Believe me, living in the shadows as we all do, our community desperately needs advice. The hundreds of thousands of us (including private contractors) in the secret world often have no one to turn to. We certainly can’t talk about our problems in your world, and yet issues of manners, mores, or morals arise all the time, and we often have no one to consult. That’s why, in addition to Zelda, just about every secret outfit has an advice columnist.
Col. Manners (ret.)
Dear Col. Manners,
My head’s spinning and I thought you might be able to straighten me out. Vice-Admiral Michael Rogers, the nominee to be the new head of the National Security Agency, recently appeared before Congress and testified that aggressive cyberwar capabilities won’t simply be located in a single cyber command. Instead, all the major combat commands of the U.S. military will soon have their own “dedicated” cyberforces and each will be capable of launching cyberattacks.
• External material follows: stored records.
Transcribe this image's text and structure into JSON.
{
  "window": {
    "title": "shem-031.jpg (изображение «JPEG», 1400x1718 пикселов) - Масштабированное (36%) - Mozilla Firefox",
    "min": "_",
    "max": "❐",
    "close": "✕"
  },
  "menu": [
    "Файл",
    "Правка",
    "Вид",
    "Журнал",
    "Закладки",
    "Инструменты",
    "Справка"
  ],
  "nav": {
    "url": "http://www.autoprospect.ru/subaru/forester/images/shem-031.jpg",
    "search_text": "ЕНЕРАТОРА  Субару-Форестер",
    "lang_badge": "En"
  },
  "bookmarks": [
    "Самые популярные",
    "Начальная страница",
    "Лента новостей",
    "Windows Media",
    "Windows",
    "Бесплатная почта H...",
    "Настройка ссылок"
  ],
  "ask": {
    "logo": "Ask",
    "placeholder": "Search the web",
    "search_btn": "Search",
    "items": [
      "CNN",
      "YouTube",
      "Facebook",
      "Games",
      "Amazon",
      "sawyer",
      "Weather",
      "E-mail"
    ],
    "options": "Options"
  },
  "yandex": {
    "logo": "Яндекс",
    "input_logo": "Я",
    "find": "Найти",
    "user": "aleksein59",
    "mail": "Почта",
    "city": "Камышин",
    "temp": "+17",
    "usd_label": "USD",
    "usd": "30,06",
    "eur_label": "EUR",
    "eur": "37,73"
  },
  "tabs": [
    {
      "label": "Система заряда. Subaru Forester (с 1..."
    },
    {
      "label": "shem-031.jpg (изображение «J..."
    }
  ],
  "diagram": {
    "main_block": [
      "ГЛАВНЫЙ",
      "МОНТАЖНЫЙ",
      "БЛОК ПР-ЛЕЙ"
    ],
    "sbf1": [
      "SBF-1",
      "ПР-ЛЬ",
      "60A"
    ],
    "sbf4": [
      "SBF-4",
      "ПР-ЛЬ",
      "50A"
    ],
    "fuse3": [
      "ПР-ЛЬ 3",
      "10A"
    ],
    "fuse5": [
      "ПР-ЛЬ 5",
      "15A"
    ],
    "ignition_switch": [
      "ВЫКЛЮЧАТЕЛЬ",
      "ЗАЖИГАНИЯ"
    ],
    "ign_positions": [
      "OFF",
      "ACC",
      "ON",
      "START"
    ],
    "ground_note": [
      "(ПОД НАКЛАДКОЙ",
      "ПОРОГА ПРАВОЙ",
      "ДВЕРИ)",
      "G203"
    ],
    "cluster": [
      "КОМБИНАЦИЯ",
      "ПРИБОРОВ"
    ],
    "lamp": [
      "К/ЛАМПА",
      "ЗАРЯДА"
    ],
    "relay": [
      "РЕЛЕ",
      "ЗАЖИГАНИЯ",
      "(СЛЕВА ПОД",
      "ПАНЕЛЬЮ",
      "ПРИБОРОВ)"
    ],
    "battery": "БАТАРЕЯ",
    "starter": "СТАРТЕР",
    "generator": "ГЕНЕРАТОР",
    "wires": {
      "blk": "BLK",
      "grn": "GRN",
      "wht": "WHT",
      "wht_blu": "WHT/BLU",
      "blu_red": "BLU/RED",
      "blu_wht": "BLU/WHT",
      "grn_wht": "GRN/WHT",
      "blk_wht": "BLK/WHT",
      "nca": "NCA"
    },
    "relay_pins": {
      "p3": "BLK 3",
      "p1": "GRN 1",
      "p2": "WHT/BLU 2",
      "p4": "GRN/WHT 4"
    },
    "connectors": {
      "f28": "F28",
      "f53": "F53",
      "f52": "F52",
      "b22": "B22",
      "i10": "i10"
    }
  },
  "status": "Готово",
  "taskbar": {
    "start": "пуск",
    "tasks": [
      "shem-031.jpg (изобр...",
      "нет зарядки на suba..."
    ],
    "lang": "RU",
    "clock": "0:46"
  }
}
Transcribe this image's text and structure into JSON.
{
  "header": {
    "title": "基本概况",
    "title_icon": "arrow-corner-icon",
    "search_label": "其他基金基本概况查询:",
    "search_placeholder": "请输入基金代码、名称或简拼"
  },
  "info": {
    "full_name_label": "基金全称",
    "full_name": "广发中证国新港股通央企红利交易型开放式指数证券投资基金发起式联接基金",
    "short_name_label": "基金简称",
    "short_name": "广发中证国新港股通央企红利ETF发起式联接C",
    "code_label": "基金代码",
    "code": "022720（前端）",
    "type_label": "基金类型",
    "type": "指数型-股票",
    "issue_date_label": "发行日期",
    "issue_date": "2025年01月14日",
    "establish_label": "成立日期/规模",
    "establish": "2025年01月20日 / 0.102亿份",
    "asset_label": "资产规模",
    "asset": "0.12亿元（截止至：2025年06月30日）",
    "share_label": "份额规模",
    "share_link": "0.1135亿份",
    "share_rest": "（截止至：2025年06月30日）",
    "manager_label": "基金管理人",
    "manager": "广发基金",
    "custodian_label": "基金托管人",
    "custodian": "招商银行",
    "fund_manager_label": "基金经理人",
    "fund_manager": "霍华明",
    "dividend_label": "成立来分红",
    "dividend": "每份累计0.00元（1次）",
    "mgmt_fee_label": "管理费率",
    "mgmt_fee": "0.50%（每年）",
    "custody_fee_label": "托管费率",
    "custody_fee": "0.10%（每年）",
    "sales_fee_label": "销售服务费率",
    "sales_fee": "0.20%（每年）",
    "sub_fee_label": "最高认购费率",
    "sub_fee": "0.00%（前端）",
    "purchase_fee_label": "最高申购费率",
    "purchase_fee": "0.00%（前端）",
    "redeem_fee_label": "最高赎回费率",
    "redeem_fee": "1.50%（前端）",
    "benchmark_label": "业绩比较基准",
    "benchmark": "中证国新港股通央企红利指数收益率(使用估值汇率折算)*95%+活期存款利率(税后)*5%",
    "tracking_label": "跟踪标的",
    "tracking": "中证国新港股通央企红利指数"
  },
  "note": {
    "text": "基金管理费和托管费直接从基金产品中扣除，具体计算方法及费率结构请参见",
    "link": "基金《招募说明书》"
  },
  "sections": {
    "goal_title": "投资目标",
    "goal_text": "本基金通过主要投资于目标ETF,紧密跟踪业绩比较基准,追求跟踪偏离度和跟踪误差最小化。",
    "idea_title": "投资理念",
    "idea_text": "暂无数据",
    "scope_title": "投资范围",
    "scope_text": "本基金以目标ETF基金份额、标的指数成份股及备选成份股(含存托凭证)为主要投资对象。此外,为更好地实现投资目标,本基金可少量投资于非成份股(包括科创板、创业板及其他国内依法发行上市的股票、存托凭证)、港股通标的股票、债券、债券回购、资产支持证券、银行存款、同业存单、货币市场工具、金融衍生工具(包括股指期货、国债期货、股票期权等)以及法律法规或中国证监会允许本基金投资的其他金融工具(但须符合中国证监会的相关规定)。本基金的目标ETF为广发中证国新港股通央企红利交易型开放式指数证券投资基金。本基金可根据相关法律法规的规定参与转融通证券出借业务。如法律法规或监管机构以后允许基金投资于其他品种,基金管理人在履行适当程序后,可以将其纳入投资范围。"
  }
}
Say it ain’t so, Colonel! I know that every service wants a piece of every budgetary and operational pie, but isn’t it crazy to spread the ability to launch an aggressive cyberattack around widely?
Head Spun in Houston
Dear Head Spun,
It’s not crazy at all. It’s the height of good sense. Recently, while testifying about the collection of the phone data of Americans, Vice-Admiral Michael Rogers said, “One of my challenges as the director, if confirmed, is how do we engage the American people, and by extension their representatives, in a dialogue in which they have a level of comfort as to what we are doing and why.” Quite right! So let me lend a hand in that process.
I understand where you’re coming from, and I’d like to explain why the ability to launch a cyberattack can’t be spread widely enough in our military (and possibly beyond). Response time on a cyberattack is everything. If you’ve ever been inside Washington's bureaucracy, you know that anything not located at your fingertips is functionally not located anywhere. Let’s say that U.S. Navy intelligence detects a North Korean plot to attack some aspect of its cyber-domains. If that service has its own cyber command, then it’s instant, preemptive obliteration for North Korea's cyberwarriors. If the Navy has to make its way through a labyrinth of military or civilian bureaucracies to get a decision on when and how to act, the North Koreans might be steering a couple of our aircraft carriers before anything gets done.